In the records, each line holding "data" must be reported.

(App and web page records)

----------------------------------------

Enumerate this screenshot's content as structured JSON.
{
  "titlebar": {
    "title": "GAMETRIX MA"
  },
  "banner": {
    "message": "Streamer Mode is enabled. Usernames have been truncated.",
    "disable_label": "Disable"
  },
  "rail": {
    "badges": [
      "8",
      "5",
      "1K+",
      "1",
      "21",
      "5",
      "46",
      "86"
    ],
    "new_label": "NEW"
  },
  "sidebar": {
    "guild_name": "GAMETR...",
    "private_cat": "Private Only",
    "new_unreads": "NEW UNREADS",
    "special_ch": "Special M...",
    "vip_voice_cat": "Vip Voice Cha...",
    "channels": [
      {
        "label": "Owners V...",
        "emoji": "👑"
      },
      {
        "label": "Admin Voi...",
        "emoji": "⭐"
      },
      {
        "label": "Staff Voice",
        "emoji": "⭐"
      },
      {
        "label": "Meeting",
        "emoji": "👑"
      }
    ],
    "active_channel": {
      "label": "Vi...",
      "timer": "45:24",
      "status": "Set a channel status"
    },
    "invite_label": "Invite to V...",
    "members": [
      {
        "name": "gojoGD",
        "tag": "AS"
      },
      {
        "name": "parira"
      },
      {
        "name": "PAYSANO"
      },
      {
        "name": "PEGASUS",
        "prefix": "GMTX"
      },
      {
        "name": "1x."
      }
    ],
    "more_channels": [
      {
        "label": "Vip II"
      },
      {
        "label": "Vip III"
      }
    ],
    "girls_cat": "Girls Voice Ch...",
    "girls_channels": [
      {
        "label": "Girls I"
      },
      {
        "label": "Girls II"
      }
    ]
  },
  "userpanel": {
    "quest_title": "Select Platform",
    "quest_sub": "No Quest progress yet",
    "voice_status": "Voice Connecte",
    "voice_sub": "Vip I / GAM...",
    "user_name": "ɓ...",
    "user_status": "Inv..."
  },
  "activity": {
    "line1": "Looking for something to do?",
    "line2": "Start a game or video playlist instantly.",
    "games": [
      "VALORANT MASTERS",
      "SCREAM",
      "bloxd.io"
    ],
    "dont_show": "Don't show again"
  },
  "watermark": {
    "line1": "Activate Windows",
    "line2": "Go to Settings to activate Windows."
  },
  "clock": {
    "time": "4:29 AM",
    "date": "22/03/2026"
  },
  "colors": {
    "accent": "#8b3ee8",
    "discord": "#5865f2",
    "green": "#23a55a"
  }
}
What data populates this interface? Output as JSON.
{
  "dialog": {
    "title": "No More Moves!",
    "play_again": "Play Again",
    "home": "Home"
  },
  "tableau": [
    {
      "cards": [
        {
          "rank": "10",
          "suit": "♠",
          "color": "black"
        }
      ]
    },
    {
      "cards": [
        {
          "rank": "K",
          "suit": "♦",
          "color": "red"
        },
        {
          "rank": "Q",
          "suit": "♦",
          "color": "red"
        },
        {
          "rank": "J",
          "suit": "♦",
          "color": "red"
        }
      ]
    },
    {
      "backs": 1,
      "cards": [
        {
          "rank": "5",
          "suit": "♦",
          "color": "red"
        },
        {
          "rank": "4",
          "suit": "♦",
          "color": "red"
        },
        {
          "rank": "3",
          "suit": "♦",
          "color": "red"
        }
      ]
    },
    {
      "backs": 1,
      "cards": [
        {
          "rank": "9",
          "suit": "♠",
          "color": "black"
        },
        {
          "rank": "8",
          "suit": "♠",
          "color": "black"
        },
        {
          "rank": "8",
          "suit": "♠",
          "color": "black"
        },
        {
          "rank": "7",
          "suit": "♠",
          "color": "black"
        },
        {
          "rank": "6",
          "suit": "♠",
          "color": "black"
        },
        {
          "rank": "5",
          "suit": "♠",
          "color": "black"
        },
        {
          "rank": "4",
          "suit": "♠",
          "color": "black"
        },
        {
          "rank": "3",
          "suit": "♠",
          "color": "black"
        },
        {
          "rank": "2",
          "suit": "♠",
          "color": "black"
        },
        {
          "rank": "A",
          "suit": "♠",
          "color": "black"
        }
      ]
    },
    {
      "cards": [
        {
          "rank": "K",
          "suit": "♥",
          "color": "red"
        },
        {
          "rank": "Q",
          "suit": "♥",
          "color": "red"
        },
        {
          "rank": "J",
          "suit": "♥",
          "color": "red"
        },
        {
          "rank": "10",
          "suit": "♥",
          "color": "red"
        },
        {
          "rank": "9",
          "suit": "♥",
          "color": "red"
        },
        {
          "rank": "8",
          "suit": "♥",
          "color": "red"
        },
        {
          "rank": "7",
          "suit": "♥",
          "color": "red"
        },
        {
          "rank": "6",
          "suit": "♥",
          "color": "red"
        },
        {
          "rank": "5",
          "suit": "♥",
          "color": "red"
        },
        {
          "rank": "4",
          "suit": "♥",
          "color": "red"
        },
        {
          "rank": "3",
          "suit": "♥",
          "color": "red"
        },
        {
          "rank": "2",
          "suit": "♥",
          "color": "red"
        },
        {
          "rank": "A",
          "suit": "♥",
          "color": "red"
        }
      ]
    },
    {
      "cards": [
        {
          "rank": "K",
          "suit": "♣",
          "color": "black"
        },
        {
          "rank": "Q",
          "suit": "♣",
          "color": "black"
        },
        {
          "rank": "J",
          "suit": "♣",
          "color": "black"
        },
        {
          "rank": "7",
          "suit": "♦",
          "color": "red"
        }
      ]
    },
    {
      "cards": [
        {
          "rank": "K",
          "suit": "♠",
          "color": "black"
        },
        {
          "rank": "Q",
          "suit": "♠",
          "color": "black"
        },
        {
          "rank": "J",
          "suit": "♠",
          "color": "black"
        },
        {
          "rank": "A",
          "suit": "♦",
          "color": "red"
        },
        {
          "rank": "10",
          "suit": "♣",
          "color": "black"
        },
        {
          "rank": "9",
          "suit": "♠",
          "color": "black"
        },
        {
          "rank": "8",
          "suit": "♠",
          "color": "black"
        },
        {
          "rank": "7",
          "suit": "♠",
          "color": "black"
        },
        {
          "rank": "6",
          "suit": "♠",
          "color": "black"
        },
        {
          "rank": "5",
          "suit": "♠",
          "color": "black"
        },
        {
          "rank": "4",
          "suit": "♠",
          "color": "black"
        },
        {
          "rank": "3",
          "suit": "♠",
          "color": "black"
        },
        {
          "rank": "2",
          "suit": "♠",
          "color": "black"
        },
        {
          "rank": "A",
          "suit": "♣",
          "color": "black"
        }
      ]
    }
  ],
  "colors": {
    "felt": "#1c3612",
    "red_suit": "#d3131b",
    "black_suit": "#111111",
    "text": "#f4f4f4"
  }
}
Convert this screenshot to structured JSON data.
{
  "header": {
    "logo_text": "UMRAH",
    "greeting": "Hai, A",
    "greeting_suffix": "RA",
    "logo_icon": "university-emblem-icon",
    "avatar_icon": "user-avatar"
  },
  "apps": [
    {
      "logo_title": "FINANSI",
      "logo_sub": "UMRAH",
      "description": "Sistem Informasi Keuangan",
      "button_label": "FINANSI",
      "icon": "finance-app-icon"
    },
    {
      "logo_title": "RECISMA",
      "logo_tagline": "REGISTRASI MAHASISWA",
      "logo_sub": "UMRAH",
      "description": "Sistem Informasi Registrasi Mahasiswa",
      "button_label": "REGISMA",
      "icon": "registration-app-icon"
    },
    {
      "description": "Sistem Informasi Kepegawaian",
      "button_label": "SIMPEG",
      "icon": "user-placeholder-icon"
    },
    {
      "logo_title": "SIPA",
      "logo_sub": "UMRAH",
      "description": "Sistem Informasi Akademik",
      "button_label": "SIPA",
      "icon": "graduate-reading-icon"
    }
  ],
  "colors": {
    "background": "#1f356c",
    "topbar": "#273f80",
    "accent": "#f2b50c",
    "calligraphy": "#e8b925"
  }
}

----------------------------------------

• _Written solution_:
What data populates this interface? Output as JSON.
Convert this screenshot to structured JSON data.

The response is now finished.